“Restless” by Kiara Sinclair, showcases performers Dana Brown, Christiano DiDomenico, Mackenzie Grantham, Julianna Greco, Melissa Harve and Hannah Raymond and how each wrestles with the myriad of thoughts that keep them up at night.This work was a collaborative process inspired by the dancers,” explains Sinclair. “We used improvisation scores inspired by life’s worries and the accumulation of too many sleepless nights.”

In a similar vein, “Oscillate,” choreographed by Kelsey Bonvie to an original score by Liam Ferguson, addresses the ways in which humans tend to repress and internalize difficult emotions. Ranting, Bonvie suggests, is one way to relieve the pressure that builds up from keeping those feelings bottled up. More harmless bluster than full-blown rage, in “Oscillate,” Bonvie proposes that avoiding conflict and finding resolutions are oftentimes beyond one’s control.

Continuing with the theme of emotional release, choreographer Talia Cooper likewise deals with unexpressed emotions in her duet “Cathartic Reminiscence. Working with Bonvie and Travis Keith, Cooper explores how the sense of impending catharsis can consume our bodies and minds, driving out all other thoughts.

Home is Where the Heart is by Erin McKenzie. Image features dancers Christiano DiDomenico (left) and Sahara Shwed
Home is Where the Heart is by Erin McKenzie. Image features dancers Christiano DiDomenico (left) and Sahara Shwed

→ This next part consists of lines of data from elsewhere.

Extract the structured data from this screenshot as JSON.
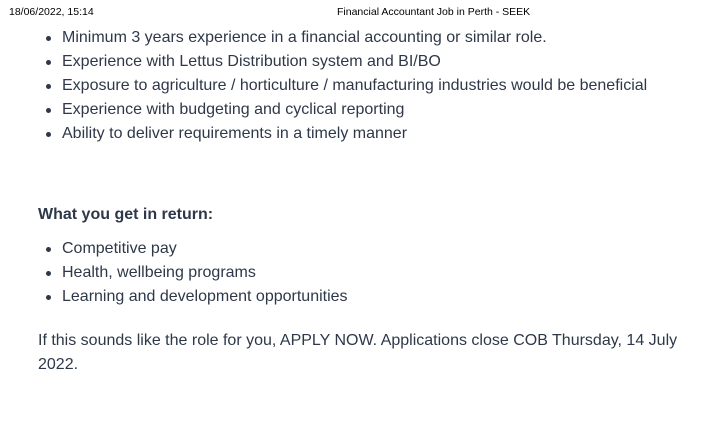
{
  "print_header": {
    "datetime": "18/06/2022, 15:14",
    "page_title": "Financial Accountant Job in Perth - SEEK"
  },
  "requirements": [
    "Minimum 3 years experience in a financial accounting or similar role.",
    "Experience with Lettus Distribution system and BI/BO",
    "Exposure to agriculture / horticulture / manufacturing industries would be beneficial",
    "Experience with budgeting and cyclical reporting",
    "Ability to deliver requirements in a timely manner"
  ],
  "benefits": {
    "heading": "What you get in return:",
    "items": [
      "Competitive pay",
      "Health, wellbeing programs",
      "Learning and development opportunities"
    ]
  },
  "closing_text": "If this sounds like the role for you, APPLY NOW. Applications close COB Thursday, 14 July 2022."
}
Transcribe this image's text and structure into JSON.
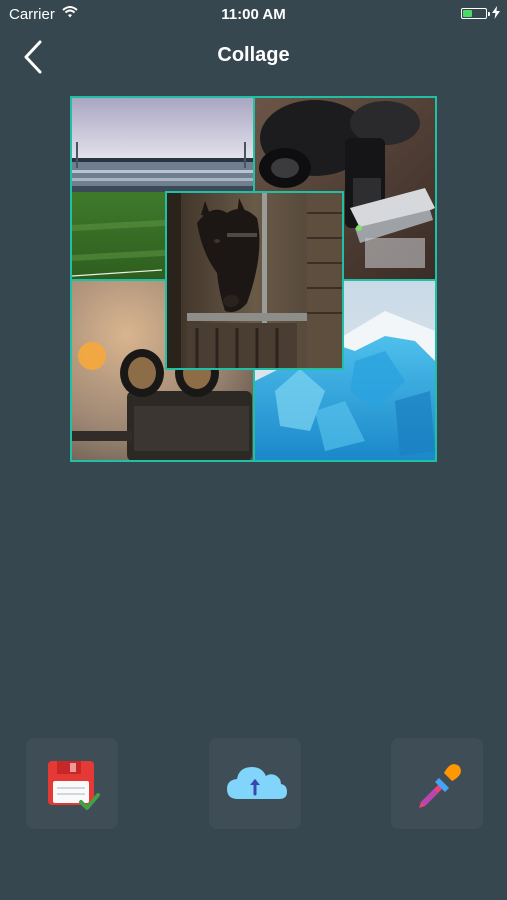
{
  "status_bar": {
    "carrier": "Carrier",
    "time": "11:00 AM"
  },
  "nav": {
    "title": "Collage"
  },
  "collage": {
    "photos": [
      "stadium",
      "microscope",
      "binoculars",
      "blue-ice",
      "horse"
    ],
    "border_color": "#1fc0a5"
  },
  "toolbar": {
    "buttons": [
      "save",
      "upload",
      "color-picker"
    ]
  },
  "colors": {
    "background": "#37474f",
    "button": "#3f4e56",
    "accent": "#1fc0a5"
  }
}
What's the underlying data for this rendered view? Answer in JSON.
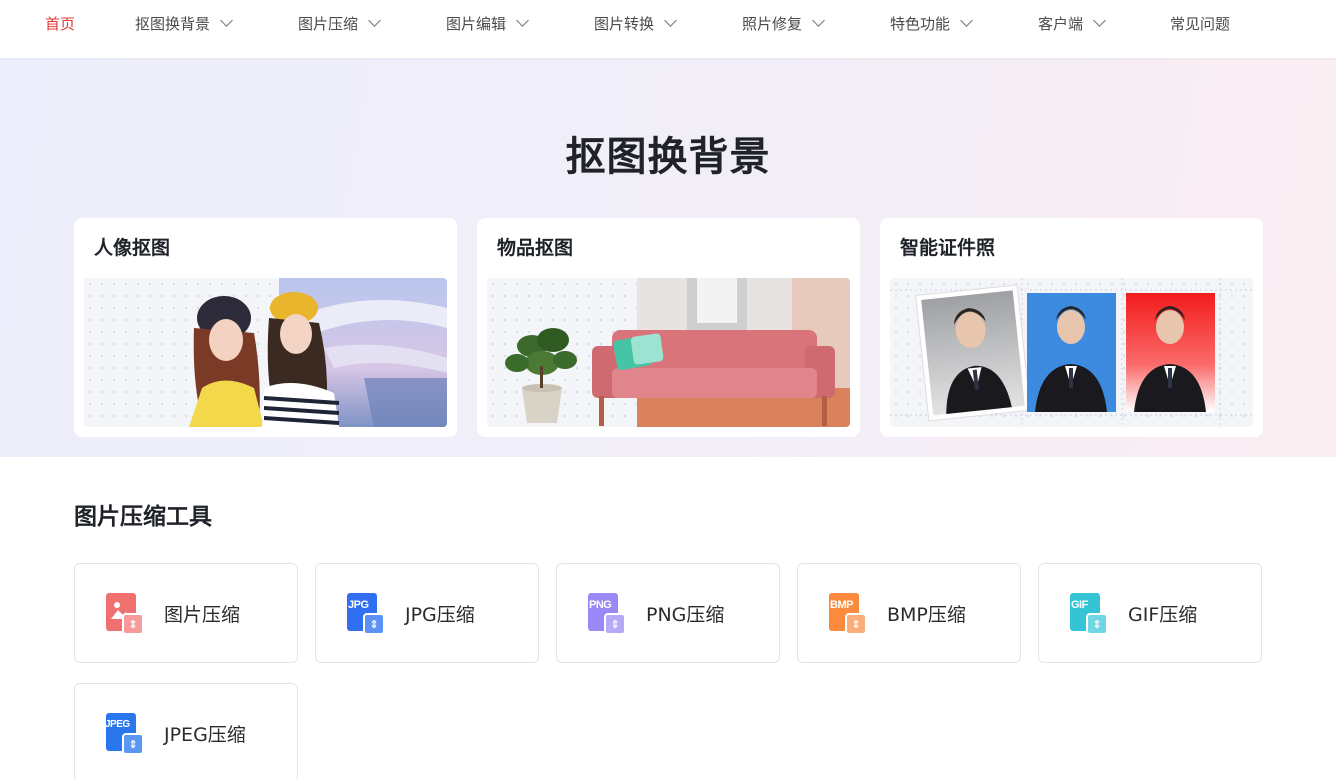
{
  "nav": {
    "items": [
      {
        "label": "首页",
        "active": true,
        "dropdown": false
      },
      {
        "label": "抠图换背景",
        "dropdown": true
      },
      {
        "label": "图片压缩",
        "dropdown": true
      },
      {
        "label": "图片编辑",
        "dropdown": true
      },
      {
        "label": "图片转换",
        "dropdown": true
      },
      {
        "label": "照片修复",
        "dropdown": true
      },
      {
        "label": "特色功能",
        "dropdown": true
      },
      {
        "label": "客户端",
        "dropdown": true
      },
      {
        "label": "常见问题",
        "dropdown": false
      }
    ]
  },
  "hero": {
    "title": "抠图换背景",
    "cards": [
      {
        "title": "人像抠图",
        "image": "portrait-cutout-photo"
      },
      {
        "title": "物品抠图",
        "image": "object-cutout-photo"
      },
      {
        "title": "智能证件照",
        "image": "id-photo-samples"
      }
    ]
  },
  "compress": {
    "title": "图片压缩工具",
    "tools": [
      {
        "label": "图片压缩",
        "icon": "image-compress-icon",
        "color": "#f06b6b"
      },
      {
        "label": "JPG压缩",
        "icon": "jpg-compress-icon",
        "ext": "JPG",
        "color": "#2f6ff0"
      },
      {
        "label": "PNG压缩",
        "icon": "png-compress-icon",
        "ext": "PNG",
        "color": "#9b87f5"
      },
      {
        "label": "BMP压缩",
        "icon": "bmp-compress-icon",
        "ext": "BMP",
        "color": "#fb8a3c"
      },
      {
        "label": "GIF压缩",
        "icon": "gif-compress-icon",
        "ext": "GIF",
        "color": "#35c3d6"
      },
      {
        "label": "JPEG压缩",
        "icon": "jpeg-compress-icon",
        "ext": "JPEG",
        "color": "#2a76ec"
      }
    ]
  }
}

In “Choices,“ Erin McKenzie collaborates with dancers Jaelyn Jones, Victoria Kuronen, Sara Lopez-Videla and Christian Sears, to explore the sense of interconnectedness between people and the invisible yet visceral bonds that develop. “There is a beauty in the pull we have on each other,” says McKenzie. “But where do the boundaries of our connectedness lie? How do our choices affect those around us? And what is the impact of choosing to do nothing?”

McKenzie’s questions are echoed in Emily Weaver’s “Home is where the heart is.” Created as a queer celebration of resilience and resistance, Weaver confronts the ways in which gender identity and gender expression can unexpectedly dissolve close connections. Choreographed in collaboration with dancers Christiano DiDomenico, Ysabel Garcia, Danika Geen, Sahara Shwed and Amy Williams, Weaver addresses what happens when LGBTQIA+ individuals are forced out of long-standing relationships to search for new communities of support. A collaboration with musician James Weaver, created using improvisational prompts, guided journaling exercises, and found movement, “Home is where the heart is, serves as a call for tolerance and a vision for a better world.

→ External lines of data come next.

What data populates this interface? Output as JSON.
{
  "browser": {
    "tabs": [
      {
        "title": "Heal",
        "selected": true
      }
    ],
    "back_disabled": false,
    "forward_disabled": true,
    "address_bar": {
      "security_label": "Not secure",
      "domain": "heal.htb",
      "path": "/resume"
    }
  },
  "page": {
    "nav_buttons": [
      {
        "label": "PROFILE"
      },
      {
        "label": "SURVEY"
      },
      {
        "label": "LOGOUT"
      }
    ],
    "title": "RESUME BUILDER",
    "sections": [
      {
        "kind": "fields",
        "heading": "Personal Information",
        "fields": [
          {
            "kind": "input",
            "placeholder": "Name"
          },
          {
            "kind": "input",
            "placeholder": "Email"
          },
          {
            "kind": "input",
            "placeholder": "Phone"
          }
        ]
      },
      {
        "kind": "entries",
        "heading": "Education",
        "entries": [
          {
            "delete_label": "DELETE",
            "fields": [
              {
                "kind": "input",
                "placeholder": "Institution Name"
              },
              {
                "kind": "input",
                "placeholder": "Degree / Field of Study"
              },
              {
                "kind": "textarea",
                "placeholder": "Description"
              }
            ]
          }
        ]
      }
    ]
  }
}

Likewise looking for equilibrium, in “Counterforce, choreographer Blythe Russell investigates the surprising commonalities shared by opposing forces. Working with dancers Rayn Cook-Thomas and Jessica Saftu, Russell began by exploring opposing ideas such as frailty and strength, movement and stillness, and structure and chaos. As the creation process progressed, the piece became less about opposites and how they contrast with one another, and more about how they coexist simultaneously. “We looked to understand how frailty co-exists in strength, how movement is hidden in stillness, and how structure occurs in chaos,” says Russell. “I found myself leaning into the ambiguity of this piece, accepting that there is never one answer, and seeing the beauty that exists in the absence of polarity.”

Counterforce 2 by Blythe Russell. Dancers Rayn Cook-Thomas (left) and Jessica Saftu
Counterforce 2 by Blythe Russell. Dancers Rayn Cook-Thomas (left) and Jessica Saftu

As the pandemic wanes and new threats and instabilities emerge, creative inquiry and expression are ever more critical to sense-making in the world. “As communities continue to experience a sense of collective disorientation, this program of 31 world premieres provides an artistic compass, pointing us to what is most imperative in this moment,” states Norman. “Bringing dance to a live audience can only serve to unite and revitalize us.”

York Dances 2022: coordinates is presented in two series – series x and series y – April 6, 7 and 8, at 7 p.m. and 8:30 p.m., in the McLean Performance Studio, Accolade Centre East (ACE), Keele Campus. For tickets visit